At Caterpillar, influencers have become one of the key ways of building brand awareness. A recent campaign called the ‘Earthmovers’ featured brand ambassadors in short films with only minimal tie-ins to Caterpillar products. The light touch evokes a lifestyle feel to the films. “It helps us get the word out,” says Godby. But the influencer approach also encourages Cat machine operators to wear some of the licensed products on the job site, then head out to meet their friends after work, building awareness person-to-person. The programme will carry on, she says, “To see how we can reach that job-site worker, that construction worker, that person who is looking to have some association with Caterpillar. We’re constantly looking for product categories that we can extend to, that still make sense, and still tie it back to the brand.”

Both Kodak and Caterpillar have shown a willingness to adapt, to take risks with the brand in order to achieve greater gains.
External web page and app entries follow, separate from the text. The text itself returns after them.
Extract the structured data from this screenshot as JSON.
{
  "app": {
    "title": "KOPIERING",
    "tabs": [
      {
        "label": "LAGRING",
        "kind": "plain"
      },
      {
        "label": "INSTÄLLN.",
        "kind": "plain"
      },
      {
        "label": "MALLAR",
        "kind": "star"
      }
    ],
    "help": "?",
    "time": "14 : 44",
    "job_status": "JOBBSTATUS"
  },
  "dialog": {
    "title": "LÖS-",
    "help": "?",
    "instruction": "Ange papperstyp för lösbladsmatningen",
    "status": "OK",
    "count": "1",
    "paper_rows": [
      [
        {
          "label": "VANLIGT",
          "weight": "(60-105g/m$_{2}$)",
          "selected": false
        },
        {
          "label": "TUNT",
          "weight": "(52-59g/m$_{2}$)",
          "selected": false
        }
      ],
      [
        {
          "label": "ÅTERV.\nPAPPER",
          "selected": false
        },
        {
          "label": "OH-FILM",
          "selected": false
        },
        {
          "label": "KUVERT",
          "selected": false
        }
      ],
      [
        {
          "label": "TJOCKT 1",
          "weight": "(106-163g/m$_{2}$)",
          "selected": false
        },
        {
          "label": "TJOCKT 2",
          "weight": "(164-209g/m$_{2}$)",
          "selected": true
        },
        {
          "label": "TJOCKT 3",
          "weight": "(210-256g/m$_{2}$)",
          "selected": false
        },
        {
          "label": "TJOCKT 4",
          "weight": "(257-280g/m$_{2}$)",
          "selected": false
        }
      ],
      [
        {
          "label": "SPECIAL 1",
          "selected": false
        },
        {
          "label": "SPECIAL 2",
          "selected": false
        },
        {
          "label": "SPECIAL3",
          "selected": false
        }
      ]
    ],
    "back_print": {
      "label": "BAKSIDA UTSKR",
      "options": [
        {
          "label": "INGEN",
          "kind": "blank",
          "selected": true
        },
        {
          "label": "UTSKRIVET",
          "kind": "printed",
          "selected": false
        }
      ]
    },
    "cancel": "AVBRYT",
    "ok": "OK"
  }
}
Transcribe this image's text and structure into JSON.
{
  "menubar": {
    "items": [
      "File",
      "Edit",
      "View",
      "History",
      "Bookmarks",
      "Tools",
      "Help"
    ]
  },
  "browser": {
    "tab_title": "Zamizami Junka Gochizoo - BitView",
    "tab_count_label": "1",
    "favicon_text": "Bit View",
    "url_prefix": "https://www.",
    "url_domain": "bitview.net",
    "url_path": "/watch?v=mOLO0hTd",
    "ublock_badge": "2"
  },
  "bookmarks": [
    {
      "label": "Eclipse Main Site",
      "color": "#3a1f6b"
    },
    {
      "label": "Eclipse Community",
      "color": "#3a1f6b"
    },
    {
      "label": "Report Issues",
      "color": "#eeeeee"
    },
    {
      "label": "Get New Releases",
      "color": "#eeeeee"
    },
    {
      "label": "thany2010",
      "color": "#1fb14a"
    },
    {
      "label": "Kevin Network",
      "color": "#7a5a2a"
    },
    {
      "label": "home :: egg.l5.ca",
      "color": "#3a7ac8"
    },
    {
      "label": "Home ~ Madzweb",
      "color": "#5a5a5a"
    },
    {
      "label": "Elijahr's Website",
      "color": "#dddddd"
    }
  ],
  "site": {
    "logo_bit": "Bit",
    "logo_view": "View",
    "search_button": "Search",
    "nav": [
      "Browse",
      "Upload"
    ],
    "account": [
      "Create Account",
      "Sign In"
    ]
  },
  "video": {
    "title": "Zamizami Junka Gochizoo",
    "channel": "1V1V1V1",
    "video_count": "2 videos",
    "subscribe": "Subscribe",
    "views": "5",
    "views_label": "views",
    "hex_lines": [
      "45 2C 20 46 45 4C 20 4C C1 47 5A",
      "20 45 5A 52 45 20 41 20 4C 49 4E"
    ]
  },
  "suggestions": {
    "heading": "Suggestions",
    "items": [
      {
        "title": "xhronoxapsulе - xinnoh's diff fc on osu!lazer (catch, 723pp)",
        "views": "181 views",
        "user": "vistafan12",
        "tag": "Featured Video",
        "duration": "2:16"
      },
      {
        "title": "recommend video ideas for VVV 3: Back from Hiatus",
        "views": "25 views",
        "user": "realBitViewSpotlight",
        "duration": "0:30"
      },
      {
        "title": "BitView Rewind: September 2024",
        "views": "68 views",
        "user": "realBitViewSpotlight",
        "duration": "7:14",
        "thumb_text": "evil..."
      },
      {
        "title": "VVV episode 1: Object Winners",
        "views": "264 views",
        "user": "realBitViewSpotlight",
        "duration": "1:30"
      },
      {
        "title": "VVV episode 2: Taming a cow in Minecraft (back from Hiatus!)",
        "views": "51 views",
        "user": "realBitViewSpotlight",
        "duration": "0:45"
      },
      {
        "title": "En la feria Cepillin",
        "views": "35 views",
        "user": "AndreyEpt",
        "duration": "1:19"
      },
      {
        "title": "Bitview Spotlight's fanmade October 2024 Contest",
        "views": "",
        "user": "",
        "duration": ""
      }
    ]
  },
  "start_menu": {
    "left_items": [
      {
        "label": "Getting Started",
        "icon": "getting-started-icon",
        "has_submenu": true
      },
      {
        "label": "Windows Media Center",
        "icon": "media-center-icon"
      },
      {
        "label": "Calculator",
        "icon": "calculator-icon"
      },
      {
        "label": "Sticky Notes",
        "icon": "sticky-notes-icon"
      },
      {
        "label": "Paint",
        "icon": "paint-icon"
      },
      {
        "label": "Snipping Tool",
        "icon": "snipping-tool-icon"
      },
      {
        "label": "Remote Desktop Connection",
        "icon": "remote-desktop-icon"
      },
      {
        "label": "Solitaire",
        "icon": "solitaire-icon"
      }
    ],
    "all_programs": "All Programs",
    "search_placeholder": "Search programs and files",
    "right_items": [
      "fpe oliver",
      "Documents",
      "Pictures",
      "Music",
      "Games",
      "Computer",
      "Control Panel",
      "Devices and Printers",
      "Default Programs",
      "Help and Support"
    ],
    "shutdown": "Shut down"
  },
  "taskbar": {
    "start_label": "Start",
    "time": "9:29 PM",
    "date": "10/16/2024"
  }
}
And it’s working in terms of propelling the brands into lifestyle status.

For some, though, adaptation requires an examination of the brand’s impact on the world. Pearlfisher’s ‘Life Mode’ research found that those brands that can improve the environment, their communities or themselves are better able to adapt to changing desires and changing business contexts. The report urges brands to, “Define what you stand for, elevate your behaviour, harness change and drive true cultural progression.” Patagonia is one of the best examples of a company that has identified a challenge within its marketplace – the limited number of outdoor clothing and supplies purveyors who operate under sustainable business practices – and shaped its brand around that. It has become a major proponent of those ascribing to an outdoor lifestyle who also care about their impact on nature and seek to support brands who do something about it.

British surf and leisure brand Finisterre has a similar origin story. Founder Tom Kay said at a Pearlfisher event earlier this year, “My motivation for how I live my life and why I founded this brand – with an ethos that remains the same as we move into the future – is built on the principles of longevity, of purpose, resilience and commitment.”

He writes on the Finisterre website that a new approach to manufacturing would be at the core of the brand, “At the same time, I wanted to push innovation and product development in an industry that I felt was lacking. So I set about building a brand that would address this need, making innovative product built for purpose that would last. I wanted the brand to be committed to a better way of manufacturing, both in the fabrics we use and the manufacturers we choose to work with, seeking alternatives to what has gone before wherever possible. Then share this with our customers through an honest and open brand narrative.”

The result is a brand that uses technological innovation to develop longer-lasting, more sustainable and higher quality products. But it is also a brand that evokes a strong sense of the lifestyle it espouses. Its brand imagery is full of rugged landscapes and the interplay between people and nature. Whether its through sport, adventure or simply existing in a natural setting, the brand offers a unique perspective – and product – for its consumers. Its ability to stand by its founding ethos while also innovating have allowed it to become an adaptable, culture-conscious lifestyle brand.

Crafting a bespoke brand lifestyle is hard to get right. And the risks are steep for those who fail. But if brands can adapt – like Kodak – if they can embrace new strategies – like Caterpillar – and if they can spark new ideas about the impact brands have on the world – like Finisterre – they can thrive.